One of his most renowned on screen performances was as Del Griffith, the talkative shower-curtain ring salesman in the comedy Planes, Trains and Automobiles.
At the time of his death, he was filming Wagons East near Durango, Mexico.

1996 – Sarah Ophelia Colley, known professionally as Minnie Pearl, died at the age of 83 due to complications from a series of strokes.
She appeared at the Grand Ole Opry for more than 50 years (from 1940 to 1991) and on the television show Hee Haw from 1969 to 1991.
Pearl’s comedy was gentle satire of rural Southern culture, often called “hillbilly” culture. Pearl always dressed in frilly “down home” dresses and wore a hat with a price tag hanging from it, displaying the $1.98 price.
Her signature greeting to her audience was “How-w-w-DEE-E-E-E! I’m jest so proud to be here!”
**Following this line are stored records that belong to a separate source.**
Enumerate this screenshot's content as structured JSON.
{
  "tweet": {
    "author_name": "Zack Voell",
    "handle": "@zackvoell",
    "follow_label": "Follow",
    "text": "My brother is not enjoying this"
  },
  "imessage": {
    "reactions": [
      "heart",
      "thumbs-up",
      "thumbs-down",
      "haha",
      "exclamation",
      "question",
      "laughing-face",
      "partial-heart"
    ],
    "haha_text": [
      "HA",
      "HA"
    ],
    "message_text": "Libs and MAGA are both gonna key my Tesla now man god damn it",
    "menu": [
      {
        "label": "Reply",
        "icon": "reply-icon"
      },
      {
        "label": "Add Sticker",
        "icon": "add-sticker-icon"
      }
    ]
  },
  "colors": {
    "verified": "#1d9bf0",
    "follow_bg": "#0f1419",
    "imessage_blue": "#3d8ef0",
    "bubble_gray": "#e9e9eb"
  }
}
1996 – The Beatles released Real Love / Baby’s In Black (Live).
The A-Side featured a previously recorded John Lennon demo, augmented by new music from the remaining Beatles. The B-Side was a live version from one of their Hollywood Bowl shows in 1965.
Rock Factoid: The single quickly jumped into the British charts at #4. However, its progress in the charts was stunted by BBC Radio 1’s exclusion of Real Love from its playlist. The station declared, “It’s not what our listeners want to hear … We are a contemporary music station.”
Rock Factoid #2: Paul McCartney wrote an 800-word article for The Daily Mirror about the ban, in which he stated, “The Beatles don’t need our new single, ‘Real Love’, to be a hit. It’s not as if our careers depend on it. If Radio 1 feels that we should be banned now, it’s not exactly going to ruin us overnight. You can’t put an age limit on good music. It’s very heartening to know that, while the kindergarten kings of Radio 1 may think the Beatles are too old to come out to play, a lot of younger British bands don’t seem to share that view.”
Idle Thought: Even today, 24 years later, some radio stations still don’t get it.

2005 – Billionaire mogul Martha Stewart was released from a federal prison near Alderson, WV, after serving five months for lying about her sale of ImClone stock in 2001.
After her televised exit from the facility, Stewart served out her remaining five-month home confinement on her 153-acre Bedford estate.

2007 – Thomas Eagleton, a United States Senator from Missouri for 20 years, died of heart and respiratory complications at the age of 77.
Eagleton was briefly the Democratic vice-presidential nominee (under George McGovern) in 1972 until it was revealed he had checked himself into the hospital three times for physical and nervous exhaustion, receiving electroconvulsive therapy twice.

Compiled by Ray Lemire ©2020 RayLemire.com / Streamingoldies.com. All Rights Reserved.